╭─ DATA UNDER STUDY
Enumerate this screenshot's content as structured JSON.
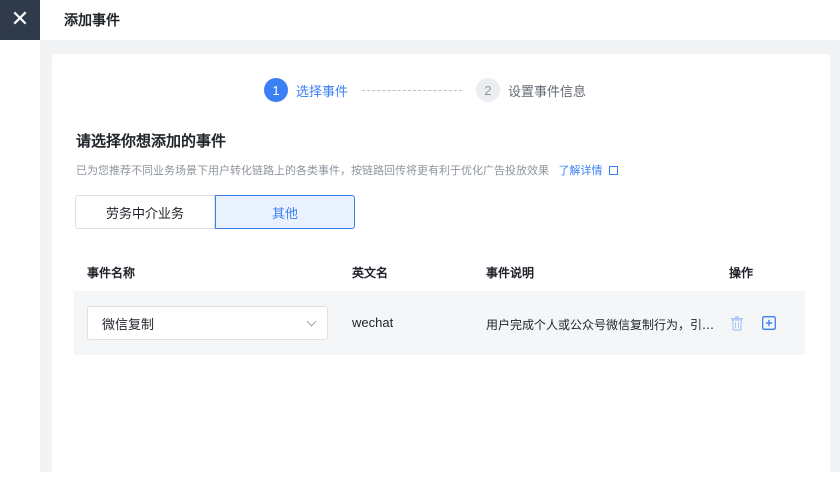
{
  "header": {
    "title": "添加事件",
    "close_icon": "close-icon"
  },
  "steps": [
    {
      "number": "1",
      "label": "选择事件",
      "active": true
    },
    {
      "number": "2",
      "label": "设置事件信息",
      "active": false
    }
  ],
  "content": {
    "title": "请选择你想添加的事件",
    "description": "已为您推荐不同业务场景下用户转化链路上的各类事件，按链路回传将更有利于优化广告投放效果",
    "link_text": "了解详情"
  },
  "tabs": [
    {
      "label": "劳务中介业务",
      "selected": false
    },
    {
      "label": "其他",
      "selected": true
    }
  ],
  "table": {
    "headers": [
      "事件名称",
      "英文名",
      "事件说明",
      "操作"
    ],
    "rows": [
      {
        "event_name": "微信复制",
        "english_name": "wechat",
        "description": "用户完成个人或公众号微信复制行为，引导用户添加微信"
      }
    ]
  },
  "colors": {
    "accent": "#3b7ff5",
    "dark_header": "#2f3a4a",
    "row_bg": "#f5f6f7"
  }
}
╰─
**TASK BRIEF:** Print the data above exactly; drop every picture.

**FINISHED EXERCISE:**
Enumerate this screenshot's content as structured JSON.
{
  "header": {
    "title": "添加事件",
    "close_icon": "close-icon"
  },
  "steps": [
    {
      "number": "1",
      "label": "选择事件",
      "active": true
    },
    {
      "number": "2",
      "label": "设置事件信息",
      "active": false
    }
  ],
  "content": {
    "title": "请选择你想添加的事件",
    "description": "已为您推荐不同业务场景下用户转化链路上的各类事件，按链路回传将更有利于优化广告投放效果",
    "link_text": "了解详情"
  },
  "tabs": [
    {
      "label": "劳务中介业务",
      "selected": false
    },
    {
      "label": "其他",
      "selected": true
    }
  ],
  "table": {
    "headers": [
      "事件名称",
      "英文名",
      "事件说明",
      "操作"
    ],
    "rows": [
      {
        "event_name": "微信复制",
        "english_name": "wechat",
        "description": "用户完成个人或公众号微信复制行为，引导用户添加微信"
      }
    ]
  },
  "colors": {
    "accent": "#3b7ff5",
    "dark_header": "#2f3a4a",
    "row_bg": "#f5f6f7"
  }
}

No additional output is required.